Moving the corporate headquarters to one of Berlin’s most iconic and historic sites underscores the company’s enduring commitment to the city and the wider European rail market.
Helping hand needed in bushfire aftermath
RAIL memorabilia with an estimated value of half a million dollars was among the casualties of an unseasonably early spate of bushfires in New South Wales.
As 86 individual fires burned across the state in the second week of September, volunteers at the Richmond Vale Railway Museum in the Hunter Valley lost a significant part of their rolling stock collection and on-site infrastructure.
Museum chairman Peter Meddows said the destruction was “devastating”.
“I’m nearly in tears now,” Mr Meddows said during one television news interview. “We’ve worked so hard.”
While neighbouring houses survived, the museum suffered $500,000 worth of damage to:
- three stainless-steel passenger cars;
- a fully restored 100-year-old brake van;
- 10 of16 restored non-air hoppers (wagons which once carried Hunter Valley coal);
- about 2.5km of track;
- a bridge on the link to Pelaw Main; and
- “a lot of older stock stored ready for restoration” (including all unrestored general freight vehicles and almost all unrestored non-air hopper wagons).
Despite the disappointment, Mr Meddows said the group would eventually recover. “We will rebuild; we will keep going. We won’t give up.”
In the short term, however, the loss of the track will be particularly debilitating as it will prevent any vehicles being run.
Mr Meddows said all offers of assistance would be welcomed. “We’re going to be looking for support from anybody who would like to help us: corporate, personal – the whole thing.”
In a statement issued later that week, the museum board said: “We wish to thank the emergency services for their efforts in fighting the Richmond Vale fire, which has caused significant damage to the museum collection despite their work.
“The museum site is now off-limits and under the control of Fire and Rescue NSW due to the presence of hazardous materials and will not reopen until that control is relinquished.
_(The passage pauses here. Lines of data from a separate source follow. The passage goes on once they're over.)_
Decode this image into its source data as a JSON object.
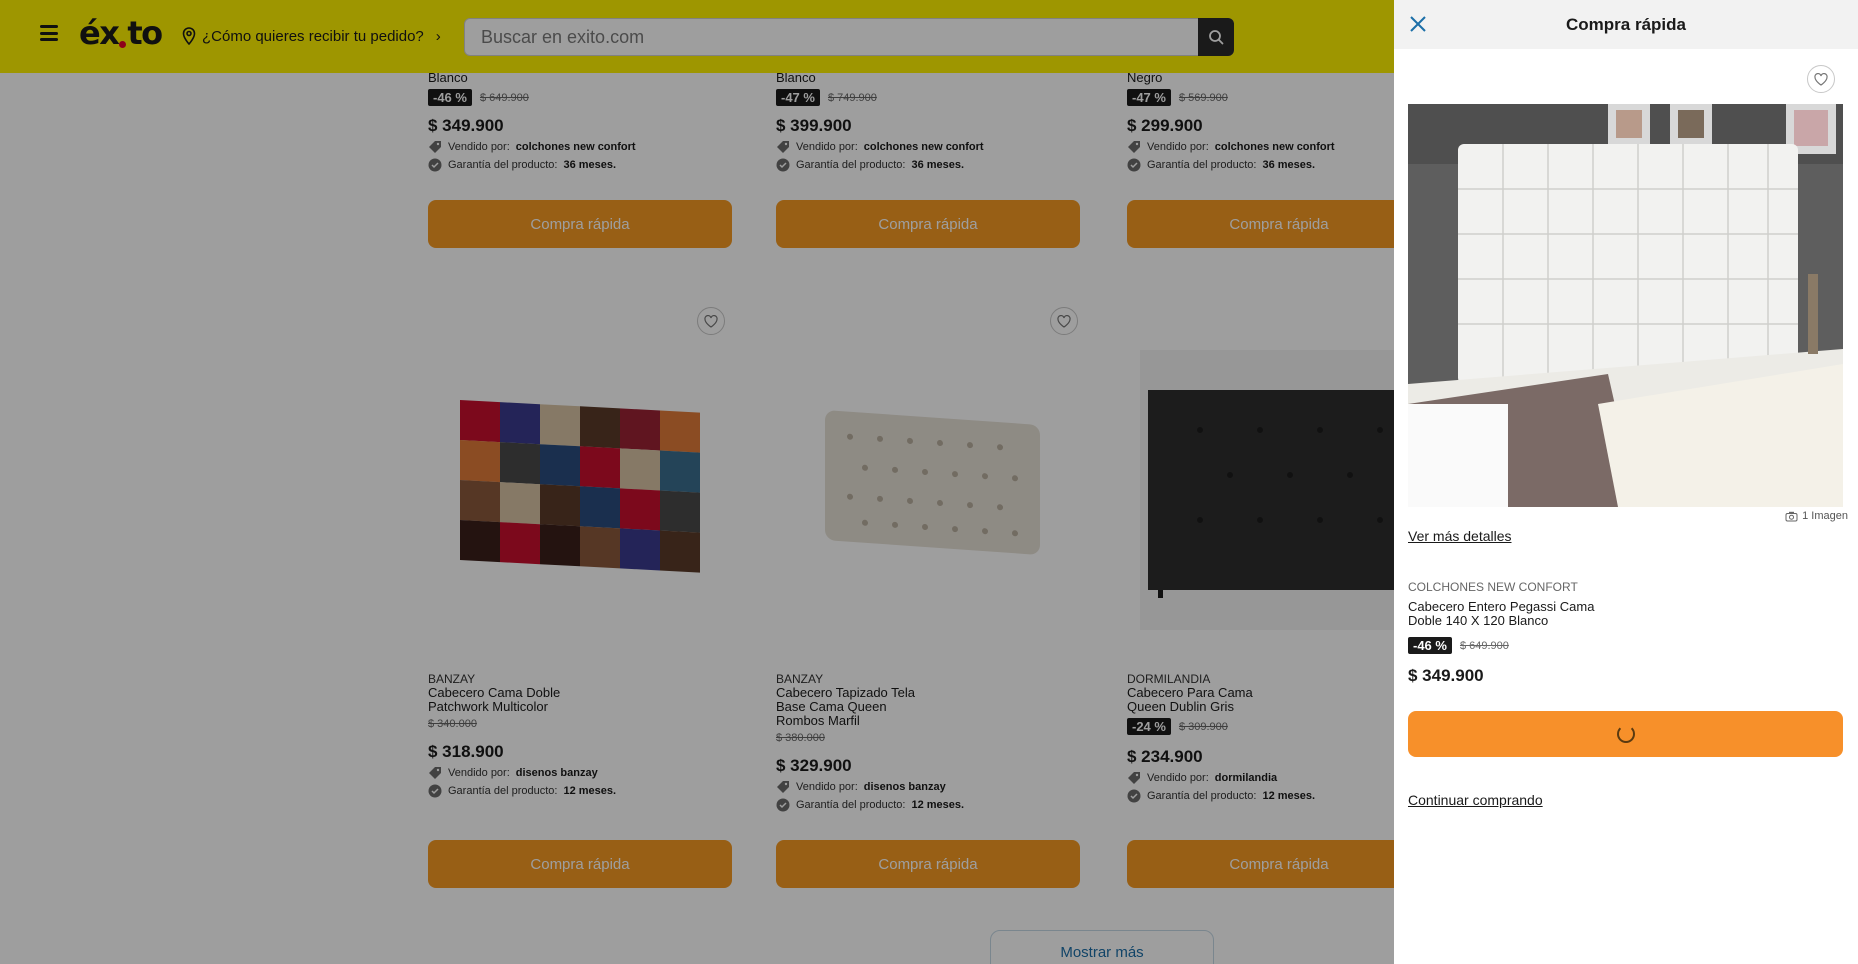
{
  "header": {
    "logo": "éxito",
    "location_prompt": "¿Cómo quieres recibir tu pedido?",
    "search_placeholder": "Buscar en exito.com",
    "brand_color": "#fff200"
  },
  "top_row": [
    {
      "title_tail": "Blanco",
      "discount": "-46 %",
      "old_price": "$ 649.900",
      "price": "$ 349.900",
      "seller_label": "Vendido por:",
      "seller": "colchones new confort",
      "warranty_label": "Garantía del producto:",
      "warranty": "36 meses.",
      "button": "Compra rápida"
    },
    {
      "title_tail": "Blanco",
      "discount": "-47 %",
      "old_price": "$ 749.900",
      "price": "$ 399.900",
      "seller_label": "Vendido por:",
      "seller": "colchones new confort",
      "warranty_label": "Garantía del producto:",
      "warranty": "36 meses.",
      "button": "Compra rápida"
    },
    {
      "title_tail": "Negro",
      "discount": "-47 %",
      "old_price": "$ 569.900",
      "price": "$ 299.900",
      "seller_label": "Vendido por:",
      "seller": "colchones new confort",
      "warranty_label": "Garantía del producto:",
      "warranty": "36 meses.",
      "button": "Compra rápida"
    }
  ],
  "bottom_row": [
    {
      "brand": "BANZAY",
      "title_1": "Cabecero Cama Doble",
      "title_2": "Patchwork Multicolor",
      "title_3": "",
      "discount": "",
      "old_price": "$ 340.000",
      "price": "$ 318.900",
      "seller_label": "Vendido por:",
      "seller": "disenos banzay",
      "warranty_label": "Garantía del producto:",
      "warranty": "12 meses.",
      "button": "Compra rápida"
    },
    {
      "brand": "BANZAY",
      "title_1": "Cabecero Tapizado Tela",
      "title_2": "Base Cama Queen",
      "title_3": "Rombos Marfil",
      "discount": "",
      "old_price": "$ 380.000",
      "price": "$ 329.900",
      "seller_label": "Vendido por:",
      "seller": "disenos banzay",
      "warranty_label": "Garantía del producto:",
      "warranty": "12 meses.",
      "button": "Compra rápida"
    },
    {
      "brand": "DORMILANDIA",
      "title_1": "Cabecero Para Cama",
      "title_2": "Queen Dublin Gris",
      "title_3": "",
      "discount": "-24 %",
      "old_price": "$ 309.900",
      "price": "$ 234.900",
      "seller_label": "Vendido por:",
      "seller": "dormilandia",
      "warranty_label": "Garantía del producto:",
      "warranty": "12 meses.",
      "button": "Compra rápida"
    }
  ],
  "more_button": "Mostrar más",
  "panel": {
    "title": "Compra rápida",
    "image_count": "1 Imagen",
    "details_link": "Ver más detalles",
    "seller": "COLCHONES NEW CONFORT",
    "product_title": "Cabecero Entero Pegassi Cama Doble 140 X 120 Blanco",
    "discount": "-46 %",
    "old_price": "$ 649.900",
    "price": "$ 349.900",
    "continue_link": "Continuar comprando",
    "cart_color": "#f7902a"
  }
}
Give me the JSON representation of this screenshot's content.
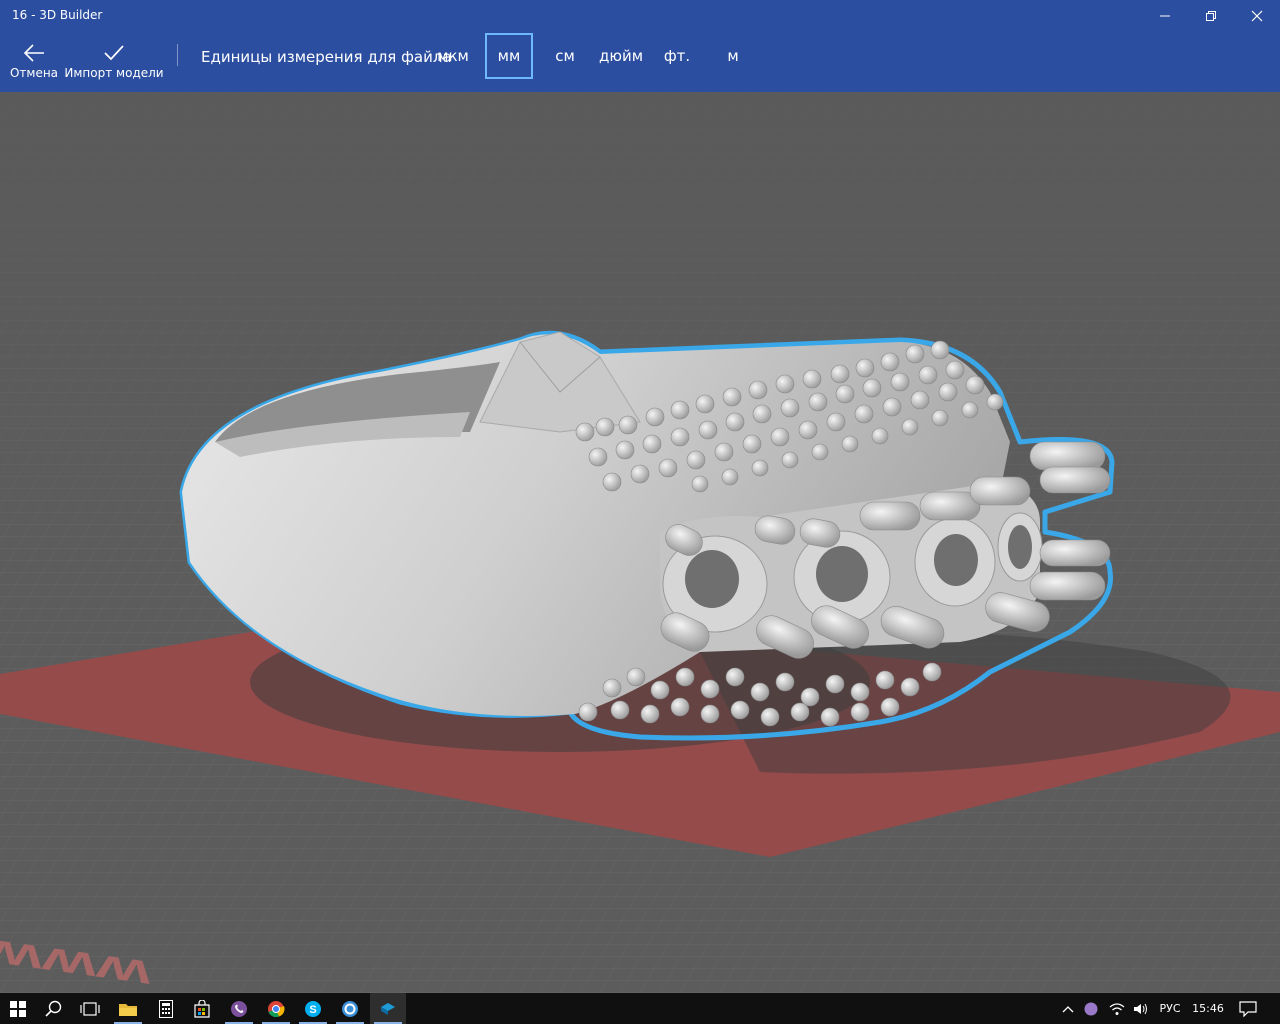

Museum members and members of the public are advised that security has been posted at the museum’s access road to control admission and that police will be patrolling the area.”
The board said the losses meant the museum’s rail operations would be “suspended pending gradual track rehabilitation”.
“An announcement about other aspects of the museum’s activities will be made as soon as access issues are resolved.”
The board said it also wanted to thank “the many members of the public, kindred societies, rail industry organisations and community leaders who have expressed their sympathy and support in this devastating event”.
In the fire’s aftermath, the museum’s annual general meeting, which was scheduled to have taken place on-site on Saturday 16 September, was relocated to a church hall in nearby Kurri Kurri.
The organisation was formed in 1979 to preserve the railway and mining heritage of J&A Brown and the Hunter Valley in general.
It can be contacted through the museum’s website, www.richmondvalerailwaymuseum.org, or by telephone on +61 2 4937 5344. Details of planned fundraising events will be shared via Facebook as details are finalised.